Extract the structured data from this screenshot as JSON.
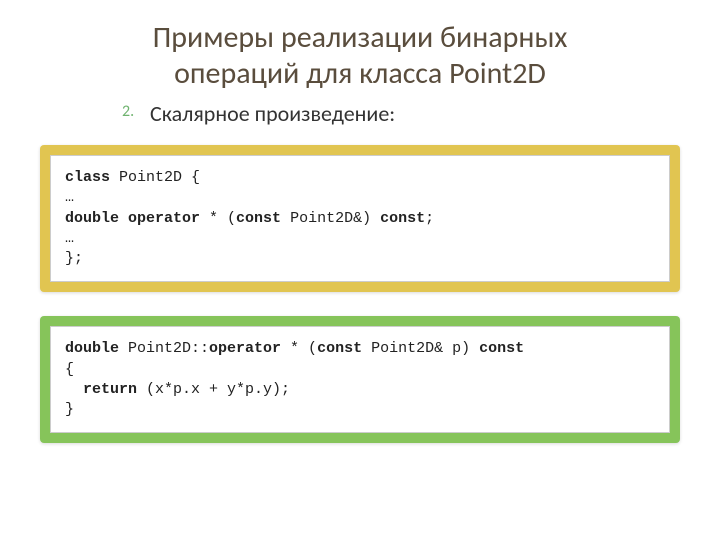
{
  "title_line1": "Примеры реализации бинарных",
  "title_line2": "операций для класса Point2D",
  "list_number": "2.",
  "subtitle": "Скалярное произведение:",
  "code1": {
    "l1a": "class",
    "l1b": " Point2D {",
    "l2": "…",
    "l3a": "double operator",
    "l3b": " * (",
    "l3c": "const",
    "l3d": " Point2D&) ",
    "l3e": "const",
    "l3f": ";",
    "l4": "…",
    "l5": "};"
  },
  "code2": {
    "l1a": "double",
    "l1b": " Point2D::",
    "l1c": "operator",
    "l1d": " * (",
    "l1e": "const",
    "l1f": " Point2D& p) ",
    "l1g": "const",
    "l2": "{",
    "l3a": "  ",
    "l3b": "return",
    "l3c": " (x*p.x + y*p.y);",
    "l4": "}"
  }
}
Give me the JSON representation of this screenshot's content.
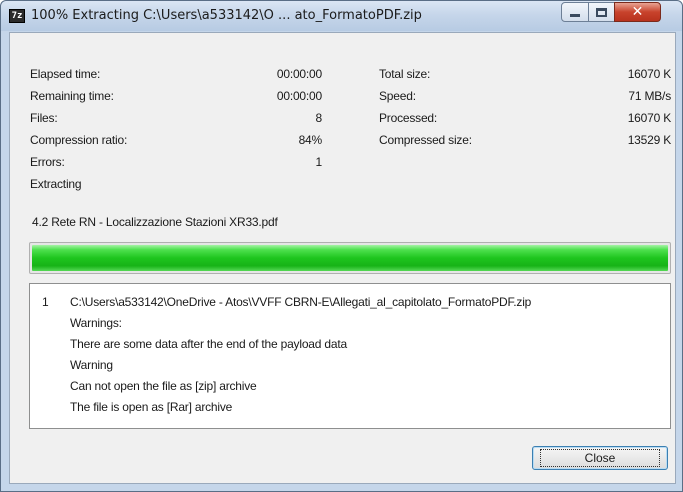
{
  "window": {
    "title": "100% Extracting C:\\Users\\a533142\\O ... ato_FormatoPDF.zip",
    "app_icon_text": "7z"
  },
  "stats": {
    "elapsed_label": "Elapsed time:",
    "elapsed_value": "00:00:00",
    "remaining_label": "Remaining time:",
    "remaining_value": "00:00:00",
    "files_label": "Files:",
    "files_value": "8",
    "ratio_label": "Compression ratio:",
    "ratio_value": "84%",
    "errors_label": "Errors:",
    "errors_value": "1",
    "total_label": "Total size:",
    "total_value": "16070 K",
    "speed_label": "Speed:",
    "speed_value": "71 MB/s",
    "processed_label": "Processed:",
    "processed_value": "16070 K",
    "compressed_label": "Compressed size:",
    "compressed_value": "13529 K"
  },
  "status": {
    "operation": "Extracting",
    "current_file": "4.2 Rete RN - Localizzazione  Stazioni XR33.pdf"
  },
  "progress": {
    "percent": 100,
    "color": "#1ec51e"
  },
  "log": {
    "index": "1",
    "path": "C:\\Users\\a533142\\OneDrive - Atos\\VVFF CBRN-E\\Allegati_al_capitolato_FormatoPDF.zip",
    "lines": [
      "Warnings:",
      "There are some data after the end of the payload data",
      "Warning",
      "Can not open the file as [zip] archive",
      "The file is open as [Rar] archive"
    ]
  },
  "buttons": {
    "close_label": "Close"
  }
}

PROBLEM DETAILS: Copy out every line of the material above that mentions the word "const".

RESPONSE BOX:
    "l3c": "const",
    "l3e": "const",
    "l1e": "const",
    "l1g": "const",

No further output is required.